During his tenure, Catroppa has nearly doubled annual attendance, in part by bringing in provocative exhibits such as the current one: "Of Ballots Uncast: The African-American Struggle for the Right to Vote." Catroppa also guided the ongoing $4.2 million renovation of Ebenezer Baptist Church, where King was pastor; commissioned a transportation feasibility study for Atlanta tourist attractions; launched the International Civil Rights Walk of Fame at the site and forged a strong relationship with the city's civil rights community.
"I think Frank is an unsung hero of our community," said A.J. Robinson, president of Central Atlanta Progress, which awarded Catroppa its 2005 Community Leadership Award. "He is really a treasure in terms of what he has done for us and the whole community in preserving that whole part of Atlanta's history."
Catroppa's retirement comes just when the Park Service is negotiating to buy the Martin Luther King Jr. Center for Nonviolent Social Change from the King family, which would expand the government's presence.
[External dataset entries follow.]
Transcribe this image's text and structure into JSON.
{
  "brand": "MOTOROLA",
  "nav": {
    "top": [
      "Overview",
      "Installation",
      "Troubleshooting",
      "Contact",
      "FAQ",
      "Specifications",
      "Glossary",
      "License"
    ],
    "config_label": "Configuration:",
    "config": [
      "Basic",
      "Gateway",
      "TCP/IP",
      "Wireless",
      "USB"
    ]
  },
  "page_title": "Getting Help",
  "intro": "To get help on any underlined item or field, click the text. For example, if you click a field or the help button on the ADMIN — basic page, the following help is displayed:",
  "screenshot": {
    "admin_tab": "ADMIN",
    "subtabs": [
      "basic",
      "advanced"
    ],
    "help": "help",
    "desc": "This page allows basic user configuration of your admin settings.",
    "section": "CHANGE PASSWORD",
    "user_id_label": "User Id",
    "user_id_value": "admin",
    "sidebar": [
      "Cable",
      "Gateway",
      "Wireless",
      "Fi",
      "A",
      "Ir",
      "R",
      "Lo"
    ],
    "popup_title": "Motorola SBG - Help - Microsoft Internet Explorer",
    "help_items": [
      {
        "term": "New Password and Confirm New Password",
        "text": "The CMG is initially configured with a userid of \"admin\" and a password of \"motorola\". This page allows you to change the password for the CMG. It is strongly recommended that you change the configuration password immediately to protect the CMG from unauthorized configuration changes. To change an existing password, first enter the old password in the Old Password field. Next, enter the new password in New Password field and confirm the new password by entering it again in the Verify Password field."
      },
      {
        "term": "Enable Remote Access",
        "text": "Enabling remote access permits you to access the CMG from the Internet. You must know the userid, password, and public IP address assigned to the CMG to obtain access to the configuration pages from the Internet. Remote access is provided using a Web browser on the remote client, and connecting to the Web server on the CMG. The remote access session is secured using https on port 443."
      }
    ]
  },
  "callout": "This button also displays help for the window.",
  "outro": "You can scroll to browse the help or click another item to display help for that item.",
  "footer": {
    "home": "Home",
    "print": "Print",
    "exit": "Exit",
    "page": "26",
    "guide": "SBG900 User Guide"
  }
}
But he seems content with his decision to leave the Park Service after 32 years, 25 of them in the agency's Southeast Regional Office in Atlanta.
comments powered by Disqus
- Fire, Football and the Story of a Renowned Photograph
- Proposed law would be first in nation to ban ‘Redskins’ school mascot
- Scholars Discover 150-Year-Old Letters Written by Mark Twain
- Duke will allow student who hung a noose on a tree to return
- Ellis Island expands its story of US immigration history
- Scholar of Urban Riots: Expect More Unrest
- Historian says Indian mascots remain popular even at schools that dropped them
- A column by Johns Hopkins historian N. D. B. Connolly causes a firestorm on the website of New York Times
- Garry Wills says the Pope is scaring the dickens out of rich people
- Tufts Prof: Obama Needs to Invite Jesse Jackson to White House